     "This is what usually happens in the affairs of the world, and what would infallibly happen in Christianity if Protestants returned from their separation. Because to imagine that they will finally persuade the Catholics to go over to their communion, I don't think a sensible person can believe that. To imagine also, as some do, that all our differences can be ended by an accommodation made in a free and universal council - it must be admitted that this is an impossible thing."15

Monsignor Landgrave Ernst had sent me the little book from which I have drawn these things so I could read it.16 This is what I said to him about it. I find good things in the Examination of the Separation of the Protestants written by Mr. de Brueys, which I am sending back to Your Serene Highness, but when all is said and done these ways of reasoning are subject to many replies, as is the Exposition of the Bishop of Meaux that this author has followed.17 For everything hinges on this principle, that one should not remain outside the Church unless one can show that there are fundamental errors. But this is not enough. For even if a Protestant believes that there are no fundamental errors in the Roman Church, he cannot belong to it while he is required to believe things whose contrary appears to him to be true. For example, if someone believes that the pope's primacy is not juris divini [of divine right], it is no use telling him everything contained in these sorts of books, and since confession of this article is required of him, he would have to be convinced of it. I admit, however, that all kinds of reasoning, however imperfect, can be used with regard to certain people and ad hominem.

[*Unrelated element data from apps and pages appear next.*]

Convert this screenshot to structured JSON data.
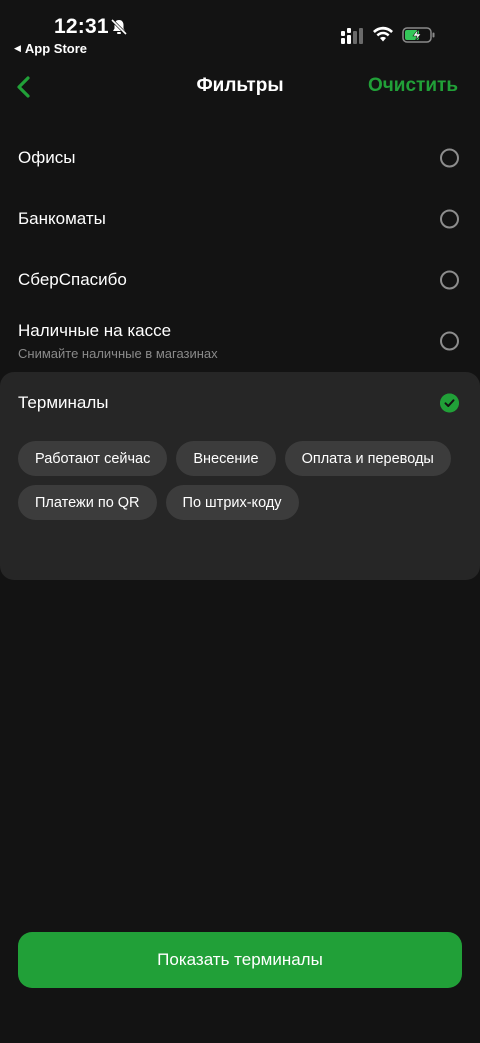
{
  "status_bar": {
    "time": "12:31",
    "back_app": "App Store",
    "icons": [
      "bell-slash-icon",
      "signal-icon",
      "wifi-icon",
      "battery-charging-icon"
    ]
  },
  "nav": {
    "title": "Фильтры",
    "clear_label": "Очистить",
    "accent_color": "#21a038"
  },
  "filters": [
    {
      "label": "Офисы",
      "sub": "",
      "checked": false
    },
    {
      "label": "Банкоматы",
      "sub": "",
      "checked": false
    },
    {
      "label": "СберСпасибо",
      "sub": "",
      "checked": false
    },
    {
      "label": "Наличные на кассе",
      "sub": "Снимайте наличные в магазинах",
      "checked": false
    },
    {
      "label": "Терминалы",
      "sub": "",
      "checked": true
    }
  ],
  "terminal_options": [
    "Работают сейчас",
    "Внесение",
    "Оплата и переводы",
    "Платежи по QR",
    "По штрих-коду"
  ],
  "show_button_label": "Показать терминалы"
}
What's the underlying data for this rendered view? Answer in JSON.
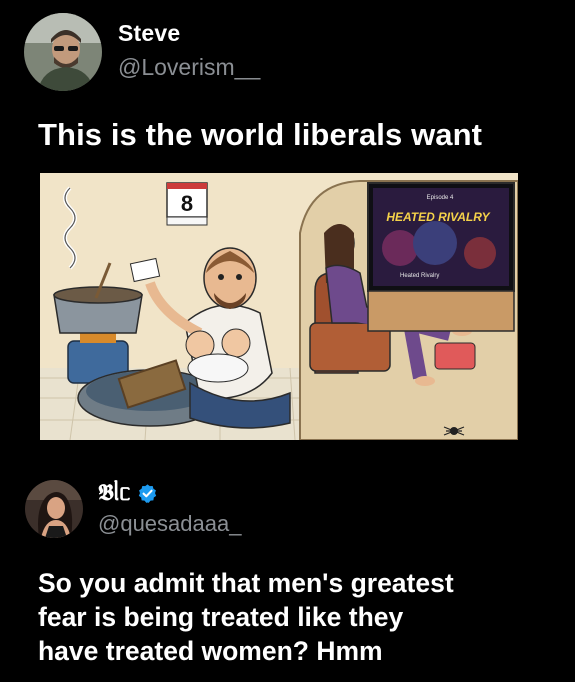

1. That is, Jacques-Bénigne Bossuet, Exposition de la doctrine de l'Eglise catholique sur les matieres de controverse (Paris, 1671).
2. The bishop of Meaux at the time was Jacques-Bénigne Bossuet.
3. David-Augustin de Brueys, Examen des raisons qui ont donné lieu à la séparation des Protestans, fait sans prévention sur le Concile de Trente, sur la Confession de Foy des Eglises Protestantes, & sur l'Ecriture Sainte (The Hague: Henry van Bulderen, 1683), "avertissement" (no page numbers). As Leibniz notes, the book was a copy of one printed earlier the same year in Paris by Sebastien Mabre-Cramoisy.
4. A very close paraphrase of Brueys, Examen des raisons, 2.
5. A very close paraphrase of Brueys, Examen des raisons, 2.
6. Brueys, Examen des raisons, 2-3.
7. Brueys, Examen des raisons, 11-12.
8. Jacques Bénigne Bossuet, Conference avec m. Claude ministre de Charenton: sur la matiere de l'eglise (Paris: Sebastien Mabre-Cramoist, 1682). Cited in Brueys, Examen des raisons, 24.
9. This is a close paraphrase of Brueys, Examen des raisons, 51.
10. Brueys, Examen des raisons, 52-53.
11. Brueys, Examen des raisons, 53.
12. Brueys, Examen des raisons, 54.
13. Brueys, Examen des raisons, 99-100.
14. Brueys, Examen des raisons, 107-108.
15. Brueys, Examen des raisons, 108.
16. The Landgrave sent Leibniz the book on 5/15 February 1684. See A I 4, 322.
17. Namely Bossuet's Exposition de la doctrine de l'Eglise catholique sur les matieres de controverse.

© Lloyd Strickland 2021